If you come face to face with a lion should you run or freeze? The answer depends on who you are and what weapons you have at your disposal. If you are a baby under six months of age there is not much you can do than just be. From birth, the job of a baby is to grow rapidly; at six months they are double the birth weight.
So a baby till then is only concerned with the food source and a place to sleep, the wider environment is ignored. But thereafter they begin to take notice, struggle to sit up eventually toddling and walking. The modern adult desires to reverse this childhood development.
A hard week at work is crowned only if you can slouch on the couch for hours, trying to reconcile the contradictory world we live in; ‘Why is it that what is good for a baby becomes bad for an adult’?
An answer to that question perhaps lies in the understanding of the evolution of human beings species. A lion chasing prey can run twice as fast as the Olympic sprint champion, but only over a short distance. Up until two million years ago this information was critical to survival. To get meat, man relied on other animals such as lions killing it then making do with leftovers. Eating meat therefore relied on having an agreement on when the lion was done. A miscalculation would lead to an athletic test. But around two million years ago, ancient man, although still fairly small in stature figured out how to hunt herds of animals chasing and herding them in such a way that they could select one for the kill.

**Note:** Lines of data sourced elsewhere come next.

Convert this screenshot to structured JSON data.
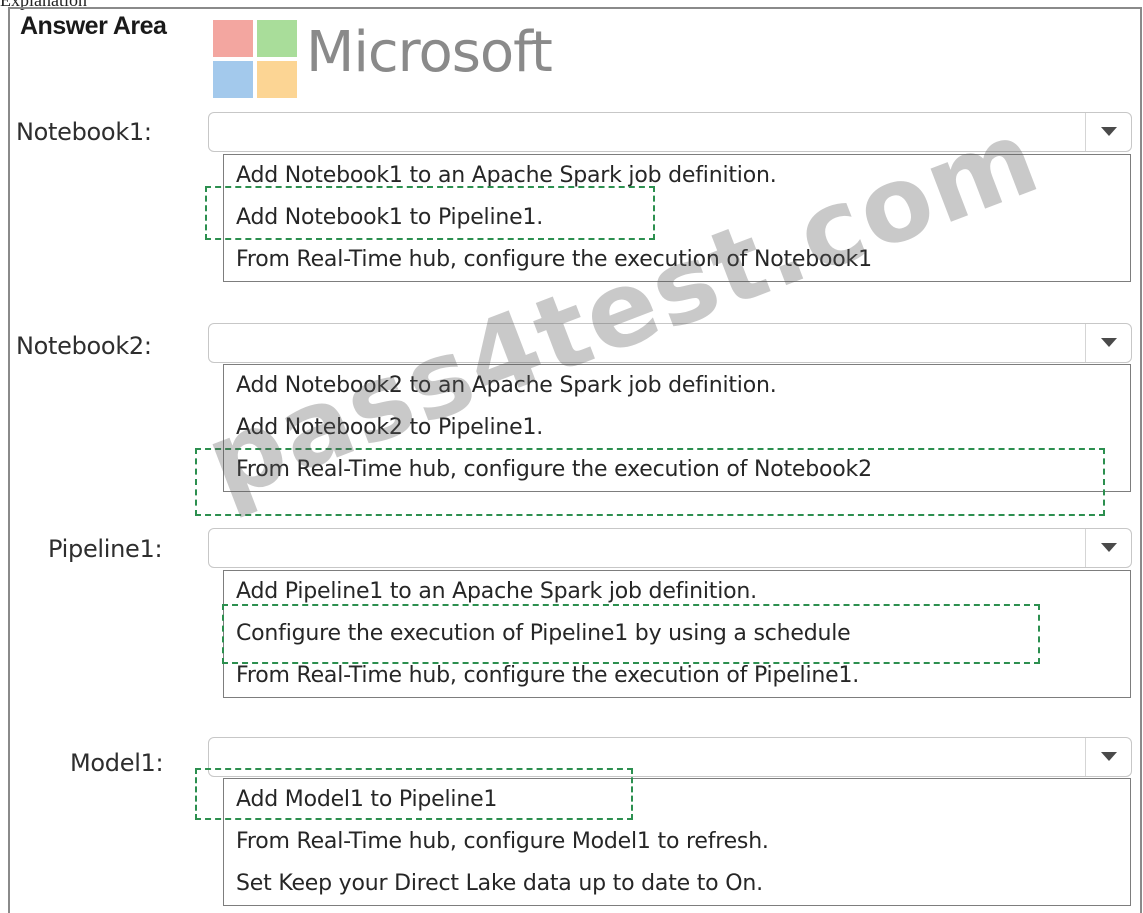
{
  "header_label": "Explanation",
  "answer_area_title": "Answer Area",
  "logo_text": "Microsoft",
  "watermark": "pass4test.com",
  "groups": [
    {
      "label": "Notebook1:",
      "selected": "",
      "options": [
        "Add Notebook1 to an Apache Spark job definition.",
        "Add Notebook1 to Pipeline1.",
        "From Real-Time hub, configure the execution of Notebook1"
      ]
    },
    {
      "label": "Notebook2:",
      "selected": "",
      "options": [
        "Add Notebook2 to an Apache Spark job definition.",
        "Add Notebook2 to Pipeline1.",
        "From Real-Time hub, configure the execution of Notebook2"
      ]
    },
    {
      "label": "Pipeline1:",
      "selected": "",
      "options": [
        "Add Pipeline1 to an Apache Spark job definition.",
        "Configure the execution of Pipeline1 by using a schedule",
        "From Real-Time hub, configure the execution of Pipeline1."
      ]
    },
    {
      "label": "Model1:",
      "selected": "",
      "options": [
        "Add Model1 to Pipeline1",
        "From Real-Time hub, configure Model1 to refresh.",
        "Set Keep your Direct Lake data up to date to On."
      ]
    }
  ]
}
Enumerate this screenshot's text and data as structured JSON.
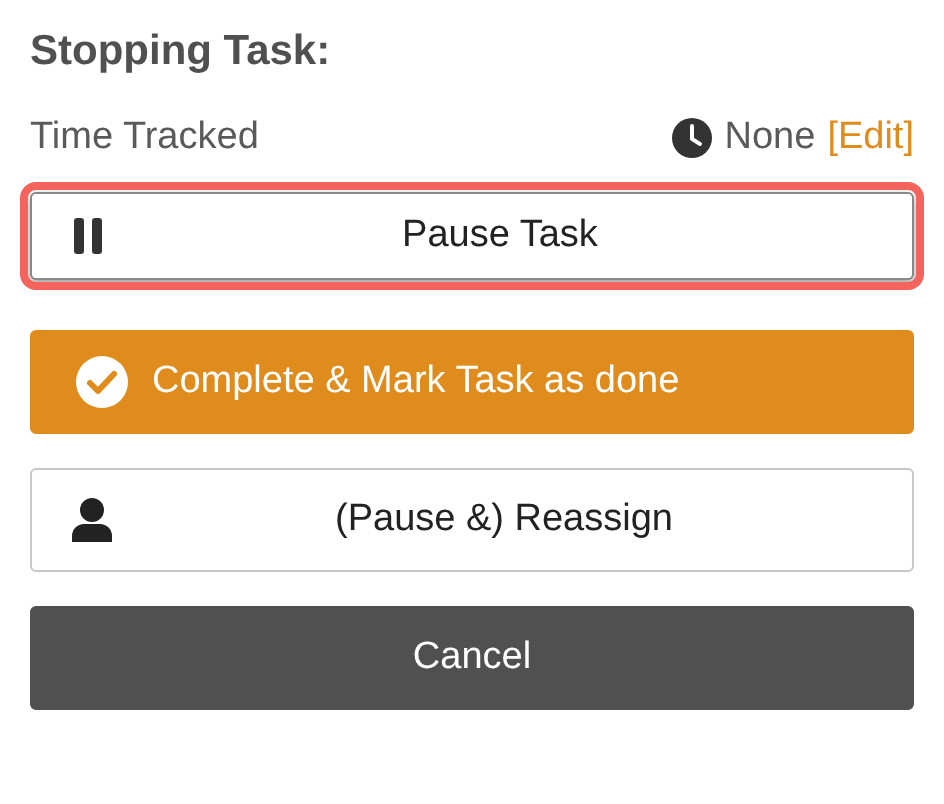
{
  "title": "Stopping Task:",
  "time_tracked": {
    "label": "Time Tracked",
    "value": "None",
    "edit_link": "[Edit]"
  },
  "buttons": [
    {
      "kind": "pause",
      "label": "Pause Task",
      "highlighted": true
    },
    {
      "kind": "complete",
      "label": "Complete & Mark Task as done",
      "highlighted": false
    },
    {
      "kind": "reassign",
      "label": "(Pause &) Reassign",
      "highlighted": false
    },
    {
      "kind": "cancel",
      "label": "Cancel",
      "highlighted": false
    }
  ]
}
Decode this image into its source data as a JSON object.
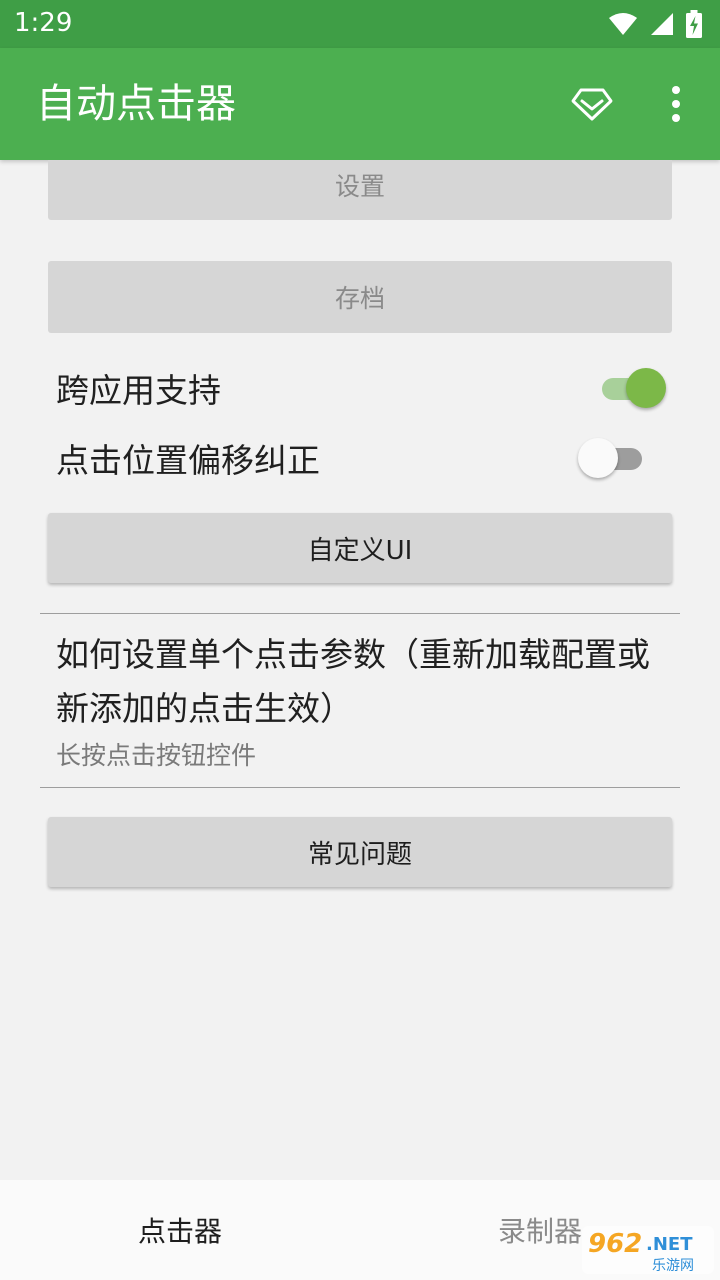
{
  "status_bar": {
    "time": "1:29"
  },
  "app_bar": {
    "title": "自动点击器",
    "icons": [
      "diamond-icon",
      "more-vert-icon"
    ]
  },
  "buttons": {
    "settings": "设置",
    "archive": "存档",
    "custom_ui": "自定义UI",
    "faq": "常见问题"
  },
  "toggles": [
    {
      "label": "跨应用支持",
      "on": true
    },
    {
      "label": "点击位置偏移纠正",
      "on": false
    }
  ],
  "help": {
    "title": "如何设置单个点击参数（重新加载配置或新添加的点击生效）",
    "subtitle": "长按点击按钮控件"
  },
  "bottom_nav": {
    "tabs": [
      {
        "label": "点击器",
        "active": true
      },
      {
        "label": "录制器",
        "active": false
      }
    ]
  },
  "watermark": {
    "text": "962.NET",
    "subtext": "乐游网"
  },
  "colors": {
    "primary": "#4caf50",
    "status_bar": "#3f9e46",
    "switch_on": "#7cb848",
    "background": "#f2f2f2"
  }
}
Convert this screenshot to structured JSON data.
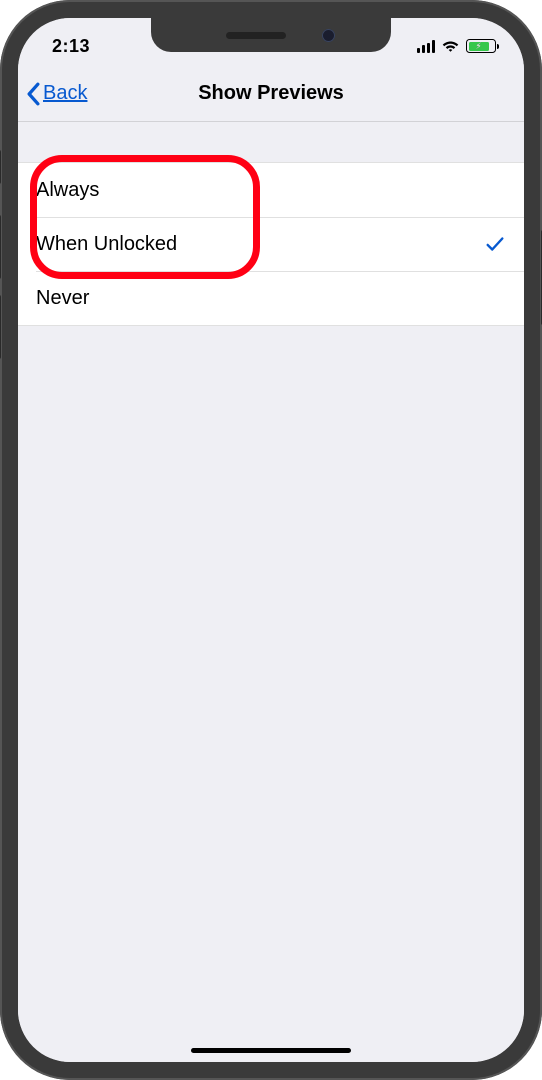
{
  "status": {
    "time": "2:13"
  },
  "nav": {
    "back_label": "Back",
    "title": "Show Previews"
  },
  "options": [
    {
      "label": "Always",
      "selected": false
    },
    {
      "label": "When Unlocked",
      "selected": true
    },
    {
      "label": "Never",
      "selected": false
    }
  ]
}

One scientist theorises that early humans would climb and sit in a tree waiting for animals to come by, probably for water, and then spear them at point blank range. That evolutionary innovation changed human beings allowing them to eat more protein and energy dense food, grow taller and bigger.
It also meant that their lives no longer depended on lions’ shopping habits. Rather than have to look after lions they were now competition at best or even part of what could be killed, but not eaten now that there was enough food. It should therefore not surprise that the Kenya Wildlife Service reports that Kenya only has about 2,000 lions remaining in the whole country. An estimated 100 lions are lost every year because of conflict between the lion’s and human’s livestock based habitat. At that rate we may have no lions in Kenya by 2030.
At the same time we continue to eat more and more calories per day on average but exercise much less than our forefathers. Eating a diet rich in nutrients is an efficient way to eat, compare how long a cow has to eat compared to a human and you get the point.
The problem is knowing when to stop. In the case of humans an increasing rich diet has become associated with increasing heart disease, diabetes and high blood pressure, grouped as non-communicable diseases. One condition that underlies these diseases is obesity, having too much fat in the wrong places.
Apart from the fat we can see on a person, doctors are concerned about the fat that is in side of us, in the blood stream and embedded in various tissues. The word used for these fats is ‘lipids’. Together with carbohydrates and proteins lipids are a key component of each living cell.
The major lipid that a layperson who is keen on their health recognizes is cholesterol usually as a thing to be avoided. Many supermarket products are proud to state that they have no cholesterol. Yet cholesterol is manufactured in the liver and is essential to the integrity of each body cell and is key in the formation of bile acids, necessary for digestion, and in oestrogen and testosterone, the female and male hormone respectively. Older scientific literature was concerned that increased dietary intake of foods high in cholesterol was directly related to an individual’s blood cholesterol levels.
But current evidence suggests that it is not as simple as that and people need to take into account other factors such as a family history, their overall nutrient intake, the amount of exercise they have regularly than just focusing on the amount of meat they eat in isolation.
Having a high cholesterol level usually does not cause any symptoms and so a cholesterol test is an important tool in preventing heart disease from developing. Checking your cholesterol levels is recommended if you have a family history of high cholesterol, heart disease or diabetes, are overweight and do little exercise.
True danger now lurks inside our body rather than outside. Interesting that the remedy remains the same, run. And it does not have to be a sprint; even moving at slow speeds is associated with reduced risk of cardiovascular disease.